Web page and app entries:
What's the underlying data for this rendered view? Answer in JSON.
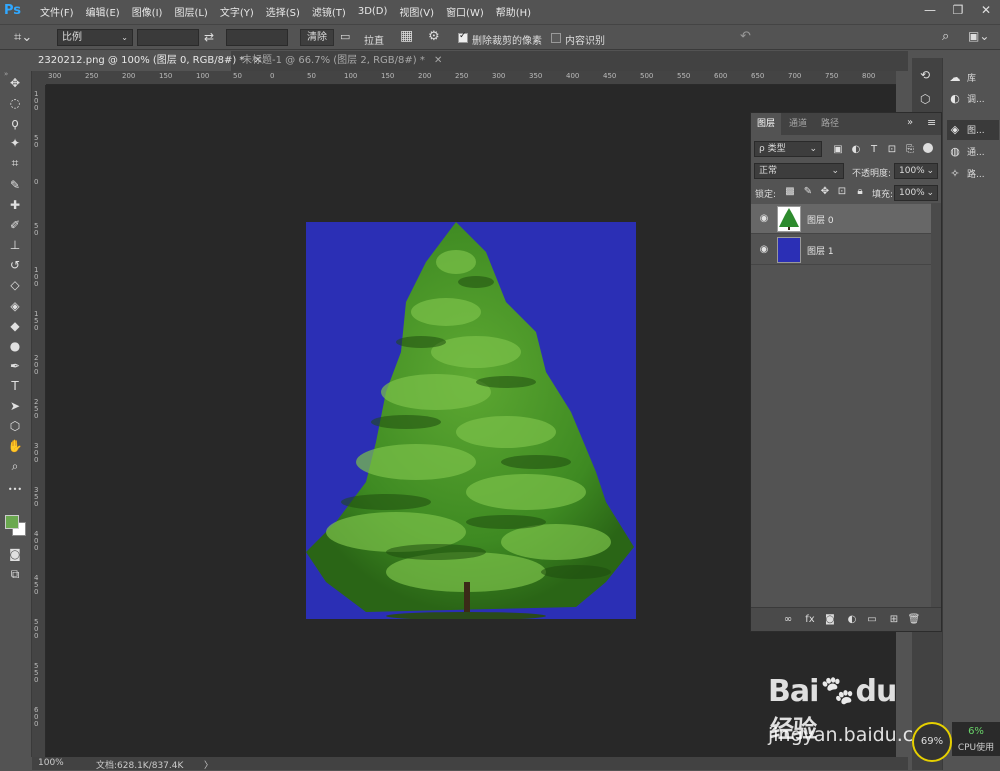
{
  "app": {
    "logo": "Ps",
    "menu": [
      "文件(F)",
      "编辑(E)",
      "图像(I)",
      "图层(L)",
      "文字(Y)",
      "选择(S)",
      "滤镜(T)",
      "3D(D)",
      "视图(V)",
      "窗口(W)",
      "帮助(H)"
    ],
    "window_controls": {
      "minimize": "—",
      "restore": "❐",
      "close": "✕"
    }
  },
  "options": {
    "ratio_select": "比例",
    "clear_button": "清除",
    "straighten_label": "拉直",
    "delete_cropped_label": "删除裁剪的像素",
    "delete_cropped_checked": true,
    "content_aware_label": "内容识别",
    "content_aware_checked": false
  },
  "tabs": [
    {
      "label": "2320212.png @ 100% (图层 0, RGB/8#) *",
      "active": true
    },
    {
      "label": "未标题-1 @ 66.7% (图层 2, RGB/8#) *",
      "active": false
    }
  ],
  "ruler": {
    "h_ticks": [
      "300",
      "250",
      "200",
      "150",
      "100",
      "50",
      "0",
      "50",
      "100",
      "150",
      "200",
      "250",
      "300",
      "350",
      "400",
      "450",
      "500",
      "550",
      "600",
      "650",
      "700",
      "750",
      "800"
    ],
    "v_ticks": [
      "1 0 0",
      "5 0",
      "0",
      "5 0",
      "1 0 0",
      "1 5 0",
      "2 0 0",
      "2 5 0",
      "3 0 0",
      "3 5 0",
      "4 0 0",
      "4 5 0",
      "5 0 0",
      "5 5 0",
      "6 0 0"
    ]
  },
  "toolbar": {
    "tools": [
      {
        "name": "move-tool-icon",
        "glyph": "✥"
      },
      {
        "name": "marquee-tool-icon",
        "glyph": "◌"
      },
      {
        "name": "lasso-tool-icon",
        "glyph": "ϙ"
      },
      {
        "name": "magic-wand-tool-icon",
        "glyph": "✦"
      },
      {
        "name": "crop-tool-icon",
        "glyph": "⌗"
      },
      {
        "name": "eyedropper-tool-icon",
        "glyph": "✎"
      },
      {
        "name": "healing-brush-tool-icon",
        "glyph": "✚"
      },
      {
        "name": "brush-tool-icon",
        "glyph": "✐"
      },
      {
        "name": "clone-stamp-tool-icon",
        "glyph": "⊥"
      },
      {
        "name": "history-brush-tool-icon",
        "glyph": "↺"
      },
      {
        "name": "eraser-tool-icon",
        "glyph": "◇"
      },
      {
        "name": "paint-bucket-tool-icon",
        "glyph": "◈"
      },
      {
        "name": "blur-tool-icon",
        "glyph": "◆"
      },
      {
        "name": "dodge-tool-icon",
        "glyph": "●"
      },
      {
        "name": "pen-tool-icon",
        "glyph": "✒"
      },
      {
        "name": "type-tool-icon",
        "glyph": "T"
      },
      {
        "name": "path-selection-tool-icon",
        "glyph": "➤"
      },
      {
        "name": "shape-tool-icon",
        "glyph": "⬡"
      },
      {
        "name": "hand-tool-icon",
        "glyph": "✋"
      },
      {
        "name": "zoom-tool-icon",
        "glyph": "⌕"
      },
      {
        "name": "more-tools-icon",
        "glyph": "•••"
      }
    ],
    "foreground_color": "#6aa84f",
    "background_color": "#ffffff"
  },
  "status": {
    "zoom": "100%",
    "doc_info": "文档:628.1K/837.4K",
    "arrow": "〉"
  },
  "dock": {
    "items": [
      {
        "icon": "libraries-icon",
        "glyph": "☁",
        "label": "库"
      },
      {
        "icon": "adjustments-icon",
        "glyph": "◐",
        "label": "调..."
      },
      {
        "icon": "layers-icon",
        "glyph": "◈",
        "label": "图..."
      },
      {
        "icon": "channels-icon",
        "glyph": "◍",
        "label": "通..."
      },
      {
        "icon": "paths-icon",
        "glyph": "✧",
        "label": "路..."
      }
    ]
  },
  "layers_panel": {
    "tabs": [
      "图层",
      "通道",
      "路径"
    ],
    "filter_label": "ρ 类型",
    "blend_mode": "正常",
    "opacity_label": "不透明度:",
    "opacity_value": "100%",
    "lock_label": "锁定:",
    "fill_label": "填充:",
    "fill_value": "100%",
    "layers": [
      {
        "name": "图层 0",
        "selected": true,
        "thumb_color": "#2e8b2e"
      },
      {
        "name": "图层 1",
        "selected": false,
        "thumb_color": "#2b2fb5"
      }
    ],
    "footer_icons": [
      "link-layers-icon",
      "fx-icon",
      "add-mask-icon",
      "adjustment-layer-icon",
      "group-icon",
      "new-layer-icon",
      "delete-layer-icon"
    ]
  },
  "artboard": {
    "background_color": "#2b2fb5"
  },
  "watermark": {
    "logo": "Bai",
    "logo2": "du",
    "cn": "经验",
    "url": "jingyan.baidu.com"
  },
  "cpu": {
    "ring": "69%",
    "percent": "6%",
    "label": "CPU使用"
  }
}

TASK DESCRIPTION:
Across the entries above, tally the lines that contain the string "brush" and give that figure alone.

FINISHED TASK:
3